With enough torque, web slipping past a roller is inevitable. I have seen web slipping on paper machine forming sections, coating rolls and many other places.
Slippage occurs when the forces on the web exceed the traction available between the roller and web. Slippage can be aggravated by wet surfaces (water, coating), high differential tension in and out of a roller, between layers of a winding roll, dry powders such as talc or starch. Some web surfaces such as silicon are very prone to slipping.
The forming sections of paper machines are also very prone to slipping because a synthetic screen (or wire) is driven long distances to form a web out of a slurry containing 97% water. Showers are used to clean the wire as it moves. To reduce slippage and provide the required torque, many motors are used to drive rollers around the length of the wire.

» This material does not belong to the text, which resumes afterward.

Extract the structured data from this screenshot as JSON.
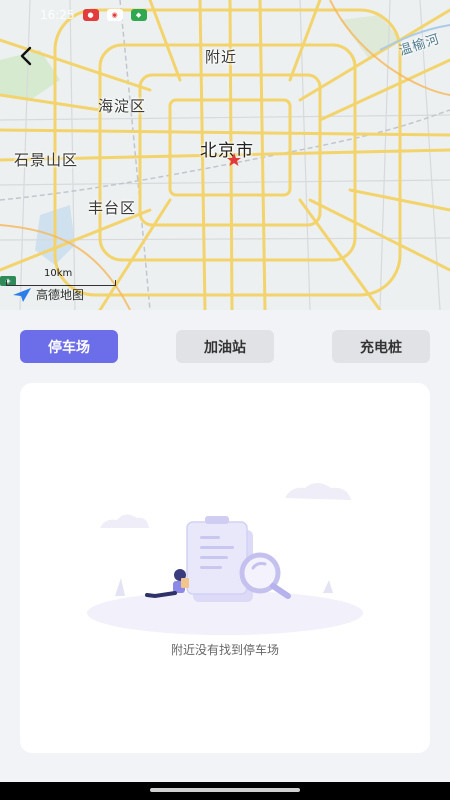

Coating sections are also prone to slipping. Coating rollers have a smooth rubber surface and the web is wet while passing the coating roller. It is often impossible to prevent slippage until the coating is right and the blade pressure is correct. Even then some coatings may run at substantially different speeds than other coatings with slippage being the only explanation.

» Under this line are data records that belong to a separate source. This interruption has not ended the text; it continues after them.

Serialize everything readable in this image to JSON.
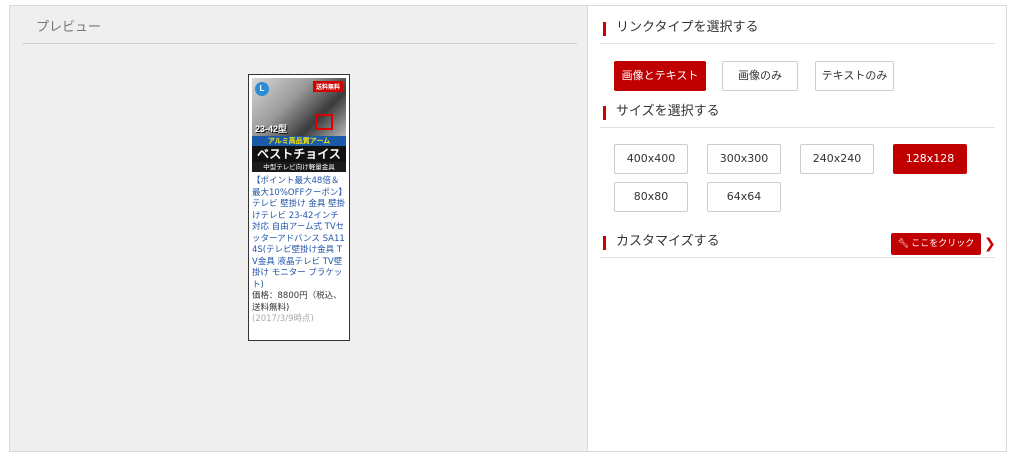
{
  "preview": {
    "title": "プレビュー",
    "ad": {
      "logo": "L",
      "free_shipping_badge": "送料無料",
      "size_label": "23-42型",
      "band_line1": "アルミ高品質アーム",
      "band_line2": "ベストチョイス",
      "band_line3": "中型テレビ向け軽量金具",
      "description": "【ポイント最大48倍＆最大10%OFFクーポン】テレビ 壁掛け 金具 壁掛けテレビ 23-42インチ対応 自由アーム式 TVセッターアドバンス SA114S(テレビ壁掛け金具 TV金具 液晶テレビ TV壁掛け モニター ブラケット)",
      "price": "価格：8800円（税込、送料無料)",
      "date": "(2017/3/9時点)"
    }
  },
  "link_type": {
    "heading": "リンクタイプを選択する",
    "options": [
      "画像とテキスト",
      "画像のみ",
      "テキストのみ"
    ],
    "selected": "画像とテキスト"
  },
  "size": {
    "heading": "サイズを選択する",
    "options": [
      "400x400",
      "300x300",
      "240x240",
      "128x128",
      "80x80",
      "64x64"
    ],
    "selected": "128x128"
  },
  "customize": {
    "heading": "カスタマイズする",
    "button_label": "ここをクリック",
    "button_icon": "wrench-icon",
    "chevron_icon": "chevron-right-icon"
  },
  "colors": {
    "accent": "#c00000",
    "preview_bg": "#efefef"
  }
}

The drive can detect gross slippage in several ways. Where a tension regulator is used, the output limit high and output limit low signals (part of the tension regulator) indicate the web is probably slipping. It may also indicate the draw is incorrectly set, or the wrong roller diameter is entered in the system during the past roll change.

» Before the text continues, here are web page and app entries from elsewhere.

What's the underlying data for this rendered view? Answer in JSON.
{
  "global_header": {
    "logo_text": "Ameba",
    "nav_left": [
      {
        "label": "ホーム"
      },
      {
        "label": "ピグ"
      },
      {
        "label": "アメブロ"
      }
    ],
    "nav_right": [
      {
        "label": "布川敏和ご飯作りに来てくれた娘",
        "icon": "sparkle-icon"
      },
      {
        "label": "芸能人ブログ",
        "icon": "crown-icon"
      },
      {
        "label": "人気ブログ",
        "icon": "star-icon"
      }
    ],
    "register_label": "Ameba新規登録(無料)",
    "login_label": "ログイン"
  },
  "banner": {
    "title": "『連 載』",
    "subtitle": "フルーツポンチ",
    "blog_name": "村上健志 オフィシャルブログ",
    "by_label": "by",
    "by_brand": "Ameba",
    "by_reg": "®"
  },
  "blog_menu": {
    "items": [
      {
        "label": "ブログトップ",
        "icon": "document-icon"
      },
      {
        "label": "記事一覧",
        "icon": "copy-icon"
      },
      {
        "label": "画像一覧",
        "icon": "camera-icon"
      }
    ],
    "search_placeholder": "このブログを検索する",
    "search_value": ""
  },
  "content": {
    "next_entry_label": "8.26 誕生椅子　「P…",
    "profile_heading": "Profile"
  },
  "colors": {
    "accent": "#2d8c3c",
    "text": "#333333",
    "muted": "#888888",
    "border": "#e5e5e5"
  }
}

When no tension regulator is used, slippage can be detected by comparing the speed of two or more rollers. This requires a tolerance of two times the speed variation of each drive speed regulator plus a several second time delay.
Another tool available is to monitor speed and torque changes. Jumps (rate of change) in speed and torque do not necessarily indicate slippage, but are a good indication.
To date, drive engineers have not spent much effort on detecting slip. This could be very valuable to operators and process engineers.
Cars have effective traction control today, but only after decades of development. In web handling, we cannot supply the same real time solutions. That is we can’t make web while pulsing a brake for one or more rollers or by driving from a redundant roller that is not slipping. We can plan ahead and improve traction in the same way we can change our 3 season radials for snow tires during the months snow and ice are guaranteed.